to look to my own and outposts to look around Corinth. Shall send all important information as soon as received.
Most respectfully, your obedient servant,
R. J. OGLESBY.
Statement of Wright, a refugee.
CORINTH, MISS.,---- --, 1863.

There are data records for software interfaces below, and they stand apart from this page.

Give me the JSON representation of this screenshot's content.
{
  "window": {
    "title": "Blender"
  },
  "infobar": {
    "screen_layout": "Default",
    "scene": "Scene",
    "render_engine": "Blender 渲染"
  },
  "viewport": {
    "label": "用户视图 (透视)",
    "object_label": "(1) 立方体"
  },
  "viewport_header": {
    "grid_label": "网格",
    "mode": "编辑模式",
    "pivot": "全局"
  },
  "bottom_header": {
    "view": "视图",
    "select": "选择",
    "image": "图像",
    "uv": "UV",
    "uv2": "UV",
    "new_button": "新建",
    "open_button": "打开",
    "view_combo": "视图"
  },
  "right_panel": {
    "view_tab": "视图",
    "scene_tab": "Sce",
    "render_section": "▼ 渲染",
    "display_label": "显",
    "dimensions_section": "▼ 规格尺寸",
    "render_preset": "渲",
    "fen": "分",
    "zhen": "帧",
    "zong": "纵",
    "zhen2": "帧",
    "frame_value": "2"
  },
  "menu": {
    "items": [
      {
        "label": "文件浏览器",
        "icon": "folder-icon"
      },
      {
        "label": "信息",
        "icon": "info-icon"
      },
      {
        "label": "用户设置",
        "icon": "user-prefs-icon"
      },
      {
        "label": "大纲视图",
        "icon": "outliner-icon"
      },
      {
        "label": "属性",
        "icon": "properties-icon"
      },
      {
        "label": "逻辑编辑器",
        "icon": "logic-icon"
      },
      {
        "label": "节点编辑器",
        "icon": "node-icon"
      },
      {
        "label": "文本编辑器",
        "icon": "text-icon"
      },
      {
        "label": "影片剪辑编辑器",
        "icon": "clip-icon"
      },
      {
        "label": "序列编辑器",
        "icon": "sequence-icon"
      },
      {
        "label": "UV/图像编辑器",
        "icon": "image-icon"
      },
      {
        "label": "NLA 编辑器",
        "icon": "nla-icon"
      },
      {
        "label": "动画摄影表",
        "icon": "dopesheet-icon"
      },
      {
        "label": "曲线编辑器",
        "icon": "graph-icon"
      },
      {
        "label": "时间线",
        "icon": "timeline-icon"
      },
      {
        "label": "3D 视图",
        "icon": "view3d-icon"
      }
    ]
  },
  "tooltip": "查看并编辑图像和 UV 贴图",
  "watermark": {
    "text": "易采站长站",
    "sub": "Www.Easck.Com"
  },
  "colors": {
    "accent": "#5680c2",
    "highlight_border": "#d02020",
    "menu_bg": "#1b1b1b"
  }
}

General Ruggles and staff came north from Columbus to Verona. An engineer came north with Wright, making maps of all the roads as far as Cotton-gin Port, at which place I got away from engineer, by taking the cut-off, piloted by a boy. Don't know what force is at Verona. All troops moved from Columbus which Ruggles. Some came up from Mobile, via Tombigbee River, to Columbus, on the Cherokee and Warrior. I left Selma 9th of April. Left Columbus on 16th. Parted with engineer Wednesday p. m., 16th. It was cavalry which came from Mobile. No troops to speak of at Selma, the largest arsenal in the South, except one in Georgia (Atlanta). No troops at Meridian. No troops on that road, except at Verona, I think, but I came across the country from Columbus. I came through Fulton Tuesday, 17th. Stopped that night 10 miles this side. Came through Bay Springs. Came through Burnsville Saturday. Saw no soldiers, but heard of some passing through Burnsville, going east. Heard of none moving till then. The talk was that General Ruggles was to occupy Verona, to protect people making crops. The talk is that Vicksburg is safe, and will be held anyhow. The negro who brought me owns his own team and carriage. His master lives in Columbus; he is a Union man (miller). Don't know what Ruggles' force is, but think it over 1,000 or 2,000. Can't say that Verona is his permanent headquarters. Saw no soldiers except at Smithville, and a few 10 miles south of Fulton. Heard no news of Charleston later. The talk is that they can hold it. Mobile, people think, may be easily taken. Three gunboats were launched at Selma February or March, two for harbor defense of Mobile. The THIRD (Tennessee) is a sea-going, formidable craft.
Making all sorts of ammunition at Selma, but have made no guns. They are now sinking a pit for making guns of a large caliber; they have very large furnaces; hot-air furnaces, too for brass pieces. have any amount of iron; it comes from Montevallo, Talladega, and other places on Alabama and Tennessee Railroad. No powder-mill at Selma now in operation. They are making niter all along that railroad. Don't manufacture small-arms at Selma, but are repairing many. Are doing nothing in way of manufacture at Columbus; only a sort of barracks.
Heard of no movements toward Tennessee now.
HEADQUARTERS SIXTEENTH ARMY CORPS, Memphis, Tenn., April 21, 1863.
Brigadier General JAMES R. CHALMERS, C. S. Army:
SIR: I have the honor to acknowledge receipt of your note of this date,* under flag of truce to my outposts. In reply, I would state that I am informed that troops under your command fired upon ambulance